        larsonjs
  • Through the Lens of Convergence

    Thanks Charles. I always appreciate someone taking the time to ferret out issues such as the potential low of 1.5 hours of battery life. I took a look at the Twist and the HP Revolve through a different lens here-
    http://blog.parts-people.com/2012/12/07/lenovo-thinkpad-twist-hp-elitebook-revolve-revive-a-classic-dance-the-twist/
    I fully understand if you don't want to approve this post, but at least you can take a look at my thoughts on convergence with 20+ articles that somehow got around to relating to that trend.
    ---Wordman
    https://plus.google.com/114660584480111918841/about
    Paul B. Wordman
  • I also think your assessment was fair

    Kymano
    • Finger slip, unfinished comment.

      7.0

      Honest judgement is what makes the reviews applicable. The customer not the manufacturer. There are apparently many unwarranted opinionated avengers out there. From the business perspective I want functionality, reliability, versatility. and most important price. Some people have to criticize because they want to impress others.
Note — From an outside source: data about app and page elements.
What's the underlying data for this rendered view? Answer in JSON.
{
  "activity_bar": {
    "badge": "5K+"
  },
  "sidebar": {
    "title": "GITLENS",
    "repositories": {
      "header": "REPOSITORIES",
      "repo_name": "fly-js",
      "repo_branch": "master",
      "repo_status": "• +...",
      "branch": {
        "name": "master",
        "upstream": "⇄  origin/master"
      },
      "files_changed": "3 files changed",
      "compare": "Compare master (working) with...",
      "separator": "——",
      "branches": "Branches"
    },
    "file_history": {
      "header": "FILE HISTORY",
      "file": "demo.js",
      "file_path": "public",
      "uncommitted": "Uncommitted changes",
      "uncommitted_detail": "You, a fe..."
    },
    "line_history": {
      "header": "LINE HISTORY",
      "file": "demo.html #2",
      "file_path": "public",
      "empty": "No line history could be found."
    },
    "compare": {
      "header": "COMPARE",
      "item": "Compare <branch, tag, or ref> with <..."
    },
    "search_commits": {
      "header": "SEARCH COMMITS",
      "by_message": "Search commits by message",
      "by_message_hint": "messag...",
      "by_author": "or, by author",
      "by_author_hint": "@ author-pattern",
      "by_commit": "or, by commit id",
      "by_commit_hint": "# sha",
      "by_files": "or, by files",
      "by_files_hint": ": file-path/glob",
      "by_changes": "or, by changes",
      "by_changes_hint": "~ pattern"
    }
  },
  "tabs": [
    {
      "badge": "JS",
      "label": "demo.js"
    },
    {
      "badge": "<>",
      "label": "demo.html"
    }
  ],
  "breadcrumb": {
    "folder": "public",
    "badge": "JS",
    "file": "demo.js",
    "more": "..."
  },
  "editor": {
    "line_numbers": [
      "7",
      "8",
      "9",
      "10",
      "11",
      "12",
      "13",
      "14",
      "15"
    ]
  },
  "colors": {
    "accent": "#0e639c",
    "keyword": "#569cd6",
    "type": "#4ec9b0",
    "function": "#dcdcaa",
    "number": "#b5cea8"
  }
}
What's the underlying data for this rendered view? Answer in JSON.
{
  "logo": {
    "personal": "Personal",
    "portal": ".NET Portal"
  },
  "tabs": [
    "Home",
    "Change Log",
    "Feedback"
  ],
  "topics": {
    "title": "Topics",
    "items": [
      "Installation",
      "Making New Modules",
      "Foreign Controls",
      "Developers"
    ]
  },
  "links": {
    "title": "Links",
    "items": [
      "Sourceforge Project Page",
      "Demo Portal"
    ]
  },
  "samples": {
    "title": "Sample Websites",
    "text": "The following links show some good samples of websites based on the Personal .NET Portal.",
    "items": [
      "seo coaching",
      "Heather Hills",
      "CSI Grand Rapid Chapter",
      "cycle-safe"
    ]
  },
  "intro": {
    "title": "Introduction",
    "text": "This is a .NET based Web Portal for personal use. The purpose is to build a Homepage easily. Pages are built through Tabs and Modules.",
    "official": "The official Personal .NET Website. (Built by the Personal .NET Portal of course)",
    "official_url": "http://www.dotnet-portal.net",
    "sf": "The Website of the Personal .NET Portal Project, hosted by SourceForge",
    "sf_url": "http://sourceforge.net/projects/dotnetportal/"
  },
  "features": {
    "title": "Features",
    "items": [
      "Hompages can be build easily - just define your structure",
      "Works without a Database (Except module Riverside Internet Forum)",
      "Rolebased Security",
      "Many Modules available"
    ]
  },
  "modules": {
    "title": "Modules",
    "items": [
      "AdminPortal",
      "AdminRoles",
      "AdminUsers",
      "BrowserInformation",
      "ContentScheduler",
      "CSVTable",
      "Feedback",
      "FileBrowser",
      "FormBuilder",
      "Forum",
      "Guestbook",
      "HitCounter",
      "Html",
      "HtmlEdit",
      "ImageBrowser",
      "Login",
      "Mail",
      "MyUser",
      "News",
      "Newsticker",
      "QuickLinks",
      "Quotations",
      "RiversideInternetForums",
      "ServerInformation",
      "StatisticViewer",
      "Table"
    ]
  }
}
They don't impress me. For ZDNET and Charles sake I concur. Lenovo is better capable but for price it may suit another. No one is capable of excellent in my book "Very good" is fair and honest, some people like to ass-kiss.
      Kymano
  • Played with a twist great form factor seemed slower

    6.0

    than similar priced laptops. I asked the salesperson to reboot it for the poor thing just looped and never managed to complete boot. Once they work out thee bugs I'm in
    tech_walker